• DATA IN THIS EXERCISE
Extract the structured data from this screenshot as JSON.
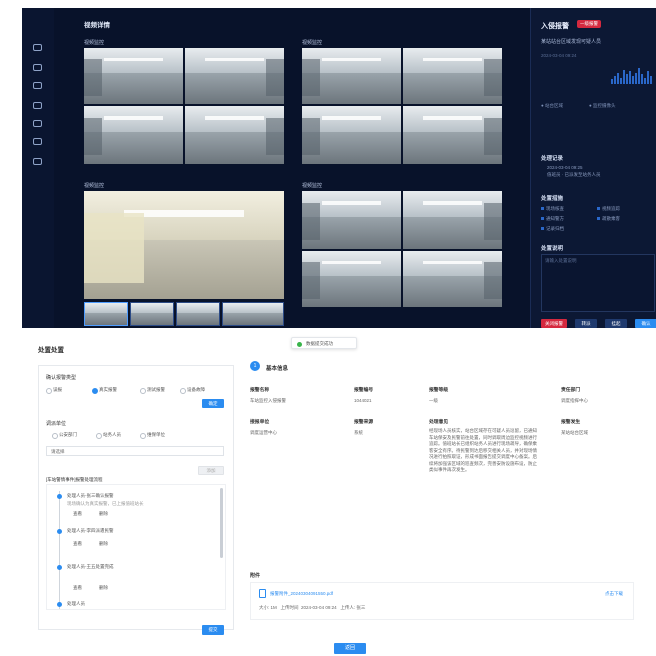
{
  "video_panel": {
    "title": "视频详情",
    "group_labels": [
      "视频监控",
      "视频监控",
      "视频监控",
      "视频监控"
    ]
  },
  "alarm": {
    "title": "入侵报警",
    "badge": "一级报警",
    "subtitle": "某站站台区域发现可疑人员",
    "date": "2024-03-04 09:24",
    "meta_left": "● 站台区域",
    "meta_right": "● 监控摄像头",
    "bar_levels": [
      0.3,
      0.5,
      0.7,
      0.4,
      0.9,
      0.6,
      0.8,
      0.5,
      0.7,
      1.0,
      0.6,
      0.4,
      0.8,
      0.5
    ],
    "section_handle": "处理记录",
    "handle_lines": [
      "2024-03-04 09:25",
      "值班员 · 已派发至站务人员"
    ],
    "section_chips": "处置措施",
    "chips": [
      "现场核查",
      "视频追踪",
      "通知警方",
      "疏散乘客",
      "记录归档"
    ],
    "section_note": "处置说明",
    "note_placeholder": "请输入处置说明",
    "buttons": [
      "关闭报警",
      "转派",
      "挂起",
      "确认"
    ]
  },
  "left_panel": {
    "title": "处置处置",
    "toast": "数据提交成功",
    "level_label": "确认报警类型",
    "level_options": [
      "误报",
      "真实报警",
      "测试报警",
      "设备故障"
    ],
    "level_selected_index": 1,
    "confirm_label": "确定",
    "dispatch_label": "调派单位",
    "dispatch_options": [
      "公安部门",
      "站务人员",
      "维保单位"
    ],
    "select_value": "请选择",
    "add_label": "添加",
    "timeline_title": "[车站警情事件]报警处理流程",
    "timeline": [
      {
        "title": "处理人员-张三确认报警",
        "note": "现场确认为真实报警，已上报值班站长"
      },
      {
        "title": "处理人员-李四派遣民警",
        "note": ""
      },
      {
        "title": "处理人员-王五处置完成",
        "note": ""
      },
      {
        "title": "处理人员",
        "note": ""
      }
    ],
    "timeline_actions": [
      "查看",
      "删除"
    ],
    "submit_label": "提交"
  },
  "detail": {
    "section_no": "1",
    "section_title": "基本信息",
    "fields": [
      {
        "k": "报警名称",
        "v": "车站监控入侵报警"
      },
      {
        "k": "报警编号",
        "v": "1044021"
      },
      {
        "k": "报警等级",
        "v": "一级"
      },
      {
        "k": "责任部门",
        "v": "调度指挥中心"
      },
      {
        "k": "接报单位",
        "v": "调度运营中心"
      },
      {
        "k": "报警来源",
        "v": "系统"
      },
      {
        "k": "处理意见",
        "v": ""
      },
      {
        "k": "报警发生",
        "v": "某站站台区域"
      }
    ],
    "opinion_text": "经现场人员核实，站台区域存在可疑人员逗留，已通知车站保安及民警前往处置，同时调取周边监控视频进行追踪。值班站长已组织站务人员进行现场疏导，确保乘客安全有序。待民警到达后移交相关人员，并对现场情况进行拍照取证，形成书面报告提交调度中心备案。后续将加强该区域的巡查频次，完善安防设施布设，防止类似事件再次发生。",
    "attachment_title": "附件",
    "file_name": "报警附件_20240304091550.pdf",
    "file_size": "大小: 1M",
    "uploader_label": "上传时间",
    "upload_time": "2024-03-04 09:24",
    "upload_by": "上传人: 张三",
    "download": "点击下载",
    "footer_button": "返回"
  }
}
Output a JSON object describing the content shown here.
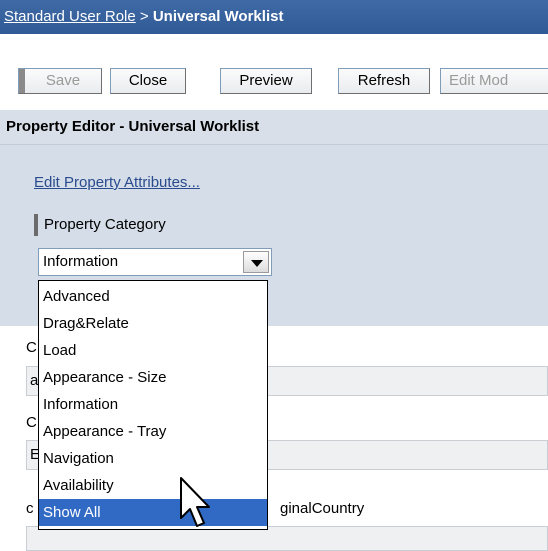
{
  "breadcrumb": {
    "parent": "Standard User Role",
    "separator": " > ",
    "current": "Universal Worklist"
  },
  "toolbar": {
    "save": "Save",
    "close": "Close",
    "preview": "Preview",
    "refresh": "Refresh",
    "edit_mode": "Edit Mod"
  },
  "editor": {
    "title": "Property Editor - Universal Worklist",
    "edit_attributes_link": "Edit Property Attributes...",
    "category_label": "Property Category",
    "category_value": "Information"
  },
  "dropdown": {
    "options": [
      "Advanced",
      "Drag&Relate",
      "Load",
      "Appearance - Size",
      "Information",
      "Appearance - Tray",
      "Navigation",
      "Availability",
      "Show All"
    ],
    "selected": "Show All"
  },
  "lower": {
    "row1_label_fragment": "C",
    "row1_value_fragment": "a",
    "row2_label_fragment": "C",
    "row2_value_fragment": "E",
    "row3_label_fragment": "c",
    "row3_label_suffix": "ginalCountry"
  },
  "colors": {
    "titlebar": "#2f5a96",
    "panel": "#d4dde8",
    "selection": "#316ac5",
    "link": "#2a4b8d"
  }
}
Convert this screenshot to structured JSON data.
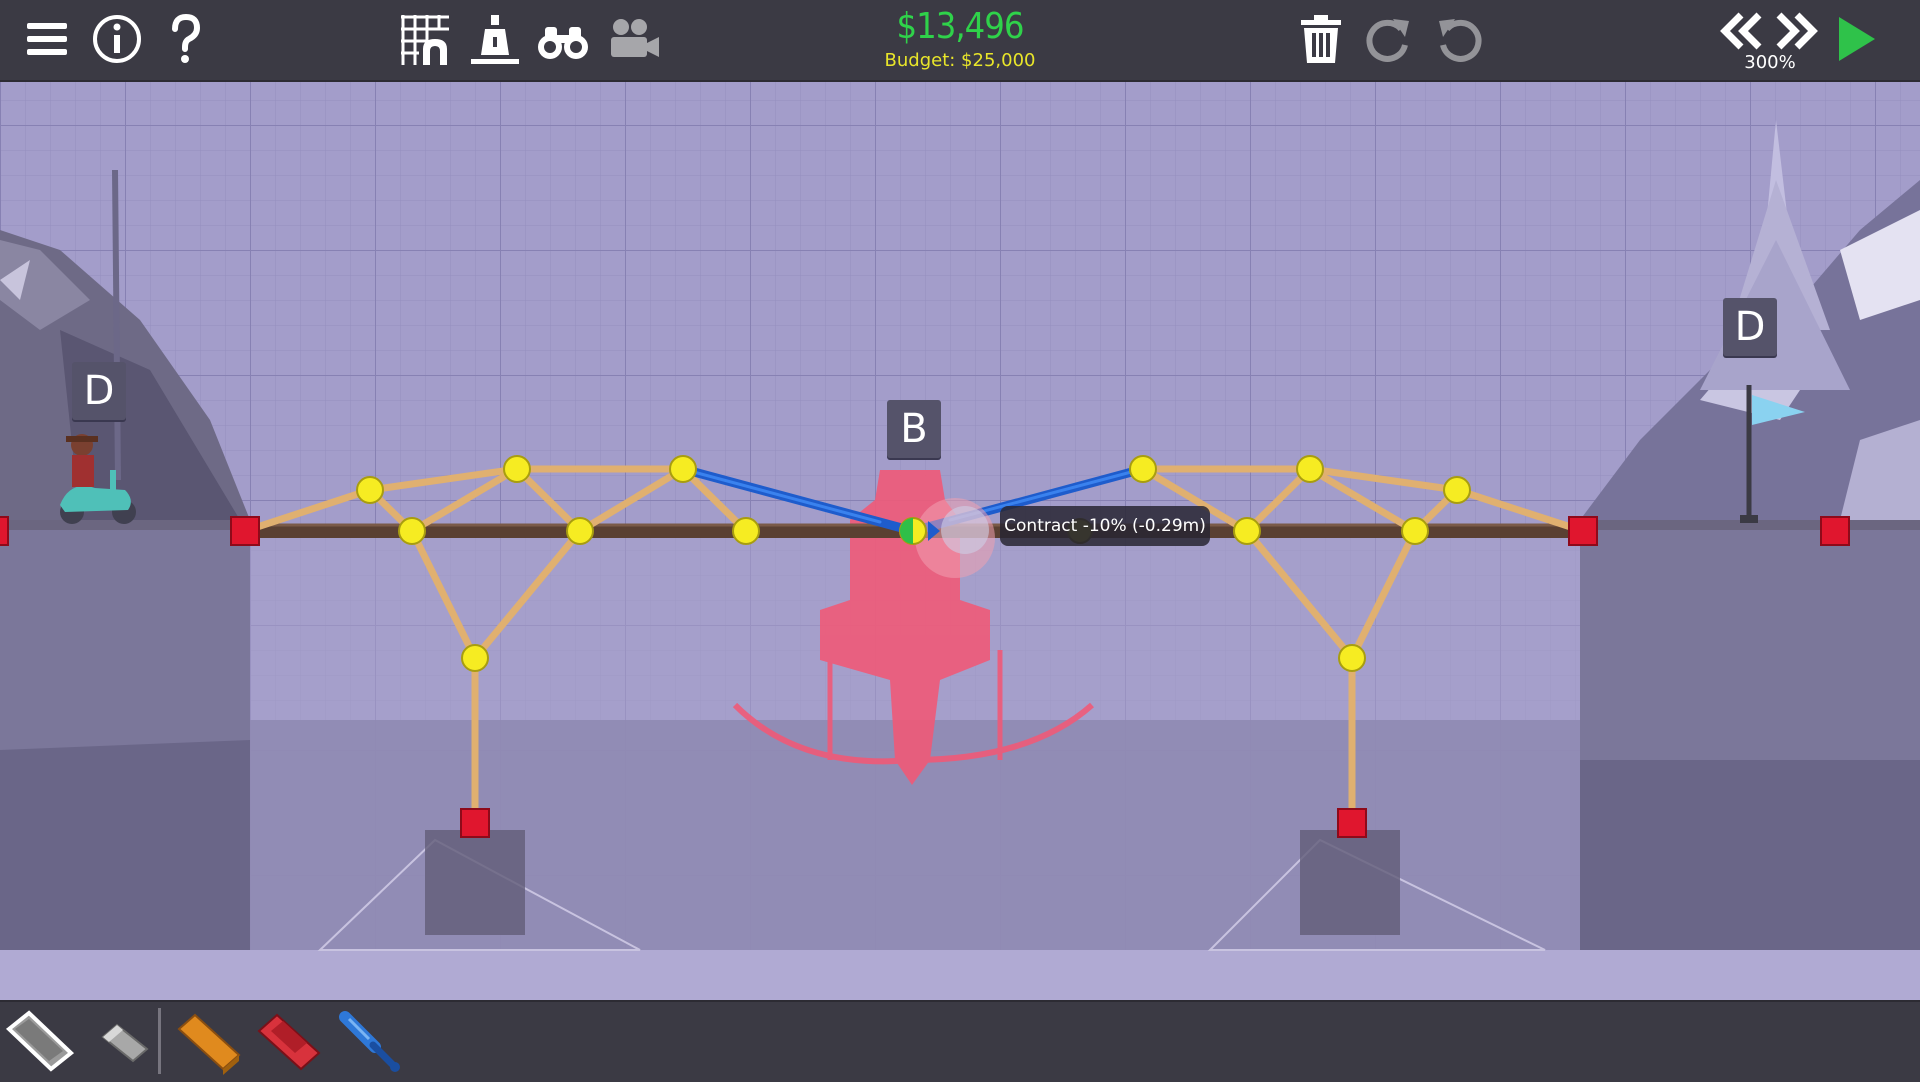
{
  "toolbar": {
    "left_icons": [
      "menu-icon",
      "info-icon",
      "help-icon"
    ],
    "center_left_icons": [
      "grid-toggle-icon",
      "load-weight-icon",
      "binoculars-icon",
      "camera-icon"
    ],
    "money_remaining": "$13,496",
    "budget_label": "Budget: $25,000",
    "right_icons": [
      "trash-icon",
      "redo-icon",
      "undo-icon"
    ],
    "speed_icons": [
      "rewind-icon",
      "fast-forward-icon",
      "play-icon"
    ],
    "sim_speed": "300%"
  },
  "bottom_bar": {
    "materials": [
      {
        "name": "road-material",
        "color": "#8a8a8a"
      },
      {
        "name": "eraser-tool",
        "color": "#9a9a9a"
      },
      {
        "name": "wood-material",
        "color": "#e08a1e"
      },
      {
        "name": "steel-material",
        "color": "#d8323c"
      },
      {
        "name": "hydraulic-material",
        "color": "#2e78d8"
      }
    ]
  },
  "scene": {
    "checkpoint_left": "D",
    "checkpoint_right": "D",
    "hydraulic_group": "B",
    "tooltip": "Contract -10% (-0.29m)",
    "colors": {
      "sky": "#9e98c6",
      "grid": "#8c86b8",
      "road": "#5a4032",
      "wood": "#e0b070",
      "hydraulic": "#1e5ccc",
      "joint": "#f6ec22",
      "anchor": "#e0162e",
      "helicopter": "#f05a78"
    }
  }
}
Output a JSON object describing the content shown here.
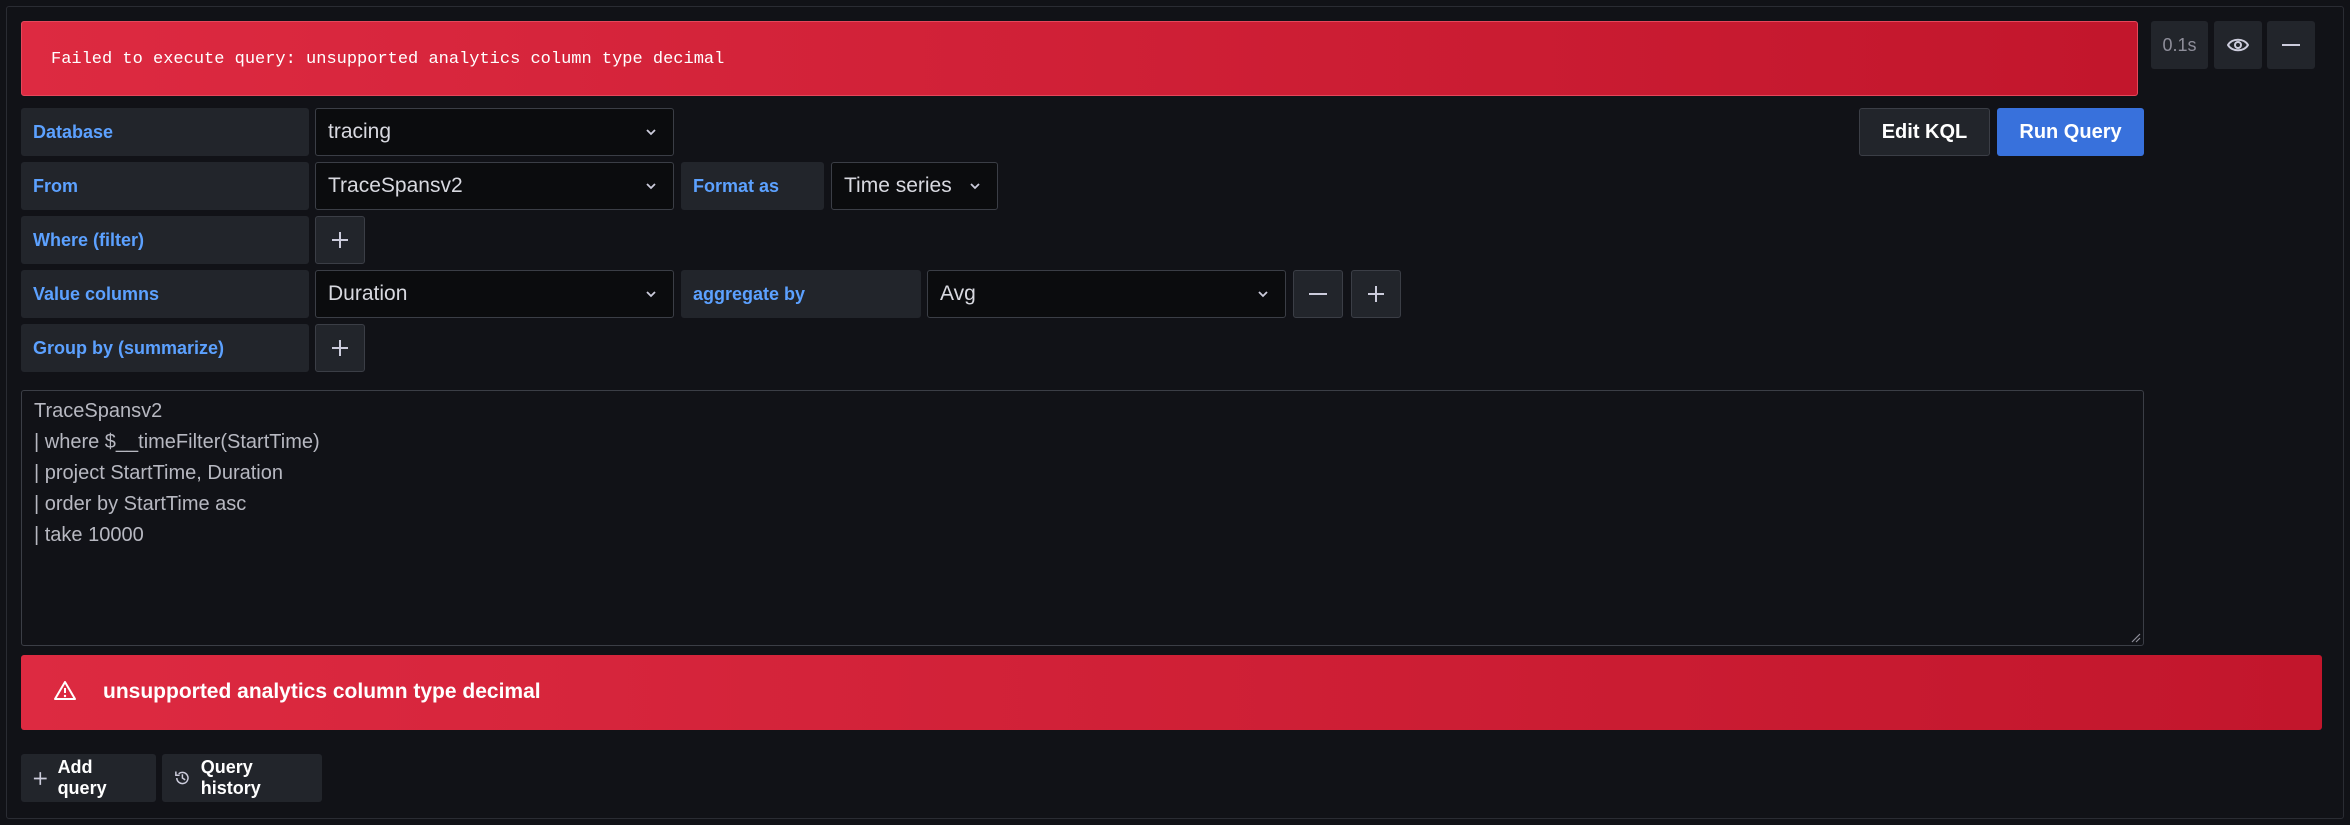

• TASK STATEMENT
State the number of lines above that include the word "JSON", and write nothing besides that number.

• ANSWER SPACE
4